## Directions
Lines with "普通云硬盘": state how many there are in the records below, and nothing else.

Dataset entries:
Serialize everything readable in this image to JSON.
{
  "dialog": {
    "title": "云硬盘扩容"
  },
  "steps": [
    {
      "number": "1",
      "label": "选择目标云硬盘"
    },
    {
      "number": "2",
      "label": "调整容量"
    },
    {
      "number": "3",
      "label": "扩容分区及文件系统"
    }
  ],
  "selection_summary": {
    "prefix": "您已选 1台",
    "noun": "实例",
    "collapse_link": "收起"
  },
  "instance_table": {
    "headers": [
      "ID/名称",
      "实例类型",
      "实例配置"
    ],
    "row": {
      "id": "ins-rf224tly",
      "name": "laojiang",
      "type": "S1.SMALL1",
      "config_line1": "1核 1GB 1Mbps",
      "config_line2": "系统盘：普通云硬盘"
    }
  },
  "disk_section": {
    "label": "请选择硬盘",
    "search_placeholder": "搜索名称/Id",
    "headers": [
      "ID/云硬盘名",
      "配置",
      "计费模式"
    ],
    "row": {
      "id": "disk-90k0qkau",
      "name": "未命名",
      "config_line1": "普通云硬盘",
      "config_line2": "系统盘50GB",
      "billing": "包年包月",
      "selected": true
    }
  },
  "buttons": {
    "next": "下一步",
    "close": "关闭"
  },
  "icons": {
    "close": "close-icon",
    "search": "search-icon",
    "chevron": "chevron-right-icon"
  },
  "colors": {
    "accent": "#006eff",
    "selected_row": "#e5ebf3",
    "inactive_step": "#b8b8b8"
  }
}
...
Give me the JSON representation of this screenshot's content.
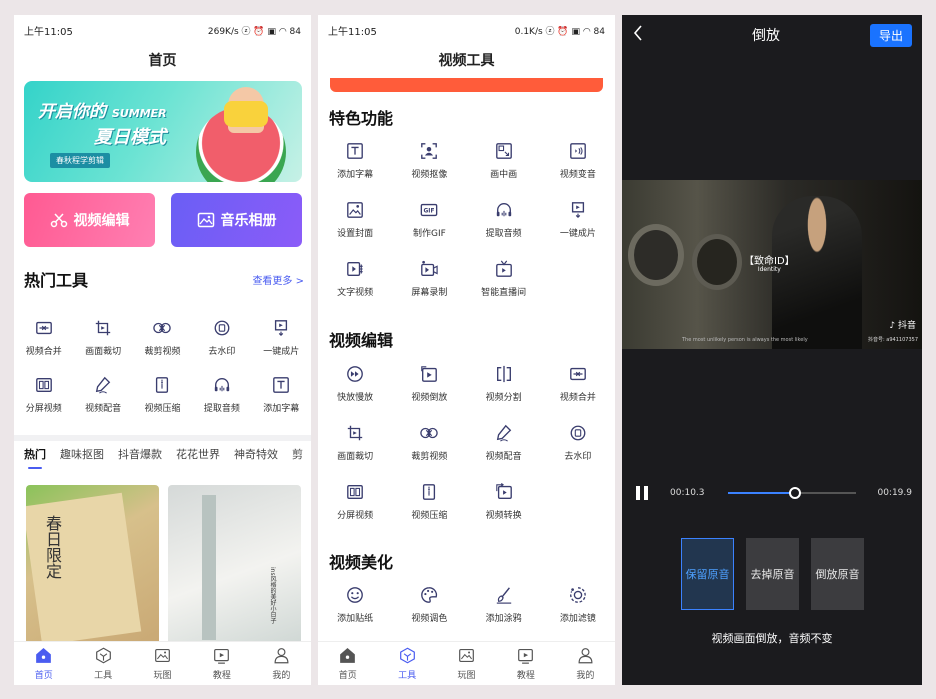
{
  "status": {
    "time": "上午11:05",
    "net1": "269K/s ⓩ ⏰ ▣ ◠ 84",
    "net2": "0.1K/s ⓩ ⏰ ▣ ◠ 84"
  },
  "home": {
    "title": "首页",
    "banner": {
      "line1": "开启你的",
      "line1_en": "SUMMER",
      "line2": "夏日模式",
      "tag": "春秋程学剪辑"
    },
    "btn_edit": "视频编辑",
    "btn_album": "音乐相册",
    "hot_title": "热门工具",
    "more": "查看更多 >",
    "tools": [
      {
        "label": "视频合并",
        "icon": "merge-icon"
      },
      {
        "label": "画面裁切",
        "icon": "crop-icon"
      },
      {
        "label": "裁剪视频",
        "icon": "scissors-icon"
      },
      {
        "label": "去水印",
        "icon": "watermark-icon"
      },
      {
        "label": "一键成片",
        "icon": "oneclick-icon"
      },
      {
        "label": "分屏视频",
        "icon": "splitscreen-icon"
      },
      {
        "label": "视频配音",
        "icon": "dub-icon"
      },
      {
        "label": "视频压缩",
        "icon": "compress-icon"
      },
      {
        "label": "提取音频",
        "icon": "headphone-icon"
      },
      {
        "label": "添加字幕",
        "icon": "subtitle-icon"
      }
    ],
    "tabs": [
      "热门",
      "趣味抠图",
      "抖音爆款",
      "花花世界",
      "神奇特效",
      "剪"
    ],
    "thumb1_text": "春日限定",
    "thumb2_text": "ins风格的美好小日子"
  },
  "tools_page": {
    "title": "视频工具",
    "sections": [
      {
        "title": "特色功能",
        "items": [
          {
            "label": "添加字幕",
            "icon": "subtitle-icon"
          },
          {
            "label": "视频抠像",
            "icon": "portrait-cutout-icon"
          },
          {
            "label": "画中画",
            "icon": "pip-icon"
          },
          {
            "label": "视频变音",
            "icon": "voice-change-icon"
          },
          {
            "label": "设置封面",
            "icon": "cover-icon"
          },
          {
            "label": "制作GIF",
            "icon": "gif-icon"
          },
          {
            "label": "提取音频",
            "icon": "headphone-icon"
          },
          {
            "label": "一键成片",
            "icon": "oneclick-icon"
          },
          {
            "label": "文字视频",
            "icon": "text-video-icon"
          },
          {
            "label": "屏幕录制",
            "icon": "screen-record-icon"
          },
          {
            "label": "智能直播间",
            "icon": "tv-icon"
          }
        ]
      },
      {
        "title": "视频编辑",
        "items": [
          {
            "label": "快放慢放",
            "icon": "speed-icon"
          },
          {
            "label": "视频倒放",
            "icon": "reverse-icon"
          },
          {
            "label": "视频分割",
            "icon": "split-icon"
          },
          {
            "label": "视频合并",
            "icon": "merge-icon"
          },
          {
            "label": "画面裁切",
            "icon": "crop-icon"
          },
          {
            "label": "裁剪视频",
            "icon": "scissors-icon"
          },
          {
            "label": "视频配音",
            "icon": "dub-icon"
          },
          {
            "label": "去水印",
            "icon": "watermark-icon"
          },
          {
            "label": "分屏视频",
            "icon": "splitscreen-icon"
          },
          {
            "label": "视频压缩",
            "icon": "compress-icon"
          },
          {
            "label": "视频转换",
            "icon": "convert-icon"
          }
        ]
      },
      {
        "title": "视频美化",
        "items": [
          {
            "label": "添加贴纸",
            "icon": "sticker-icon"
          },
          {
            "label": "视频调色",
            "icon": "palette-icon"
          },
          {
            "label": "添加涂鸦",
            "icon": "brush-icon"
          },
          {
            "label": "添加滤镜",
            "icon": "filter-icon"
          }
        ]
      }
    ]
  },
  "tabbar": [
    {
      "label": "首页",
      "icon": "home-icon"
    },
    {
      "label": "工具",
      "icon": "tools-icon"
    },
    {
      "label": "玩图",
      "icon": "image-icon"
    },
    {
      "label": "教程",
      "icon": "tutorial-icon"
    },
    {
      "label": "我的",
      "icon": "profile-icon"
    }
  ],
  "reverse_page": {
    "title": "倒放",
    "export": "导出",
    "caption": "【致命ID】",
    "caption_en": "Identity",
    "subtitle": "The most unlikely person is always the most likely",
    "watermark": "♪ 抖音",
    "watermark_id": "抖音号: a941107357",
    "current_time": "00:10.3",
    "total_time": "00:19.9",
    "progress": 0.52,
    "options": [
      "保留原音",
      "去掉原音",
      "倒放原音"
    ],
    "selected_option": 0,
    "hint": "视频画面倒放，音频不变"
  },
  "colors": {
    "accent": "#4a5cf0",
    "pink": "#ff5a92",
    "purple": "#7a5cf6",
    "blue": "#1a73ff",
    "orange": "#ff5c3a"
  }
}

## Solution for this problem
2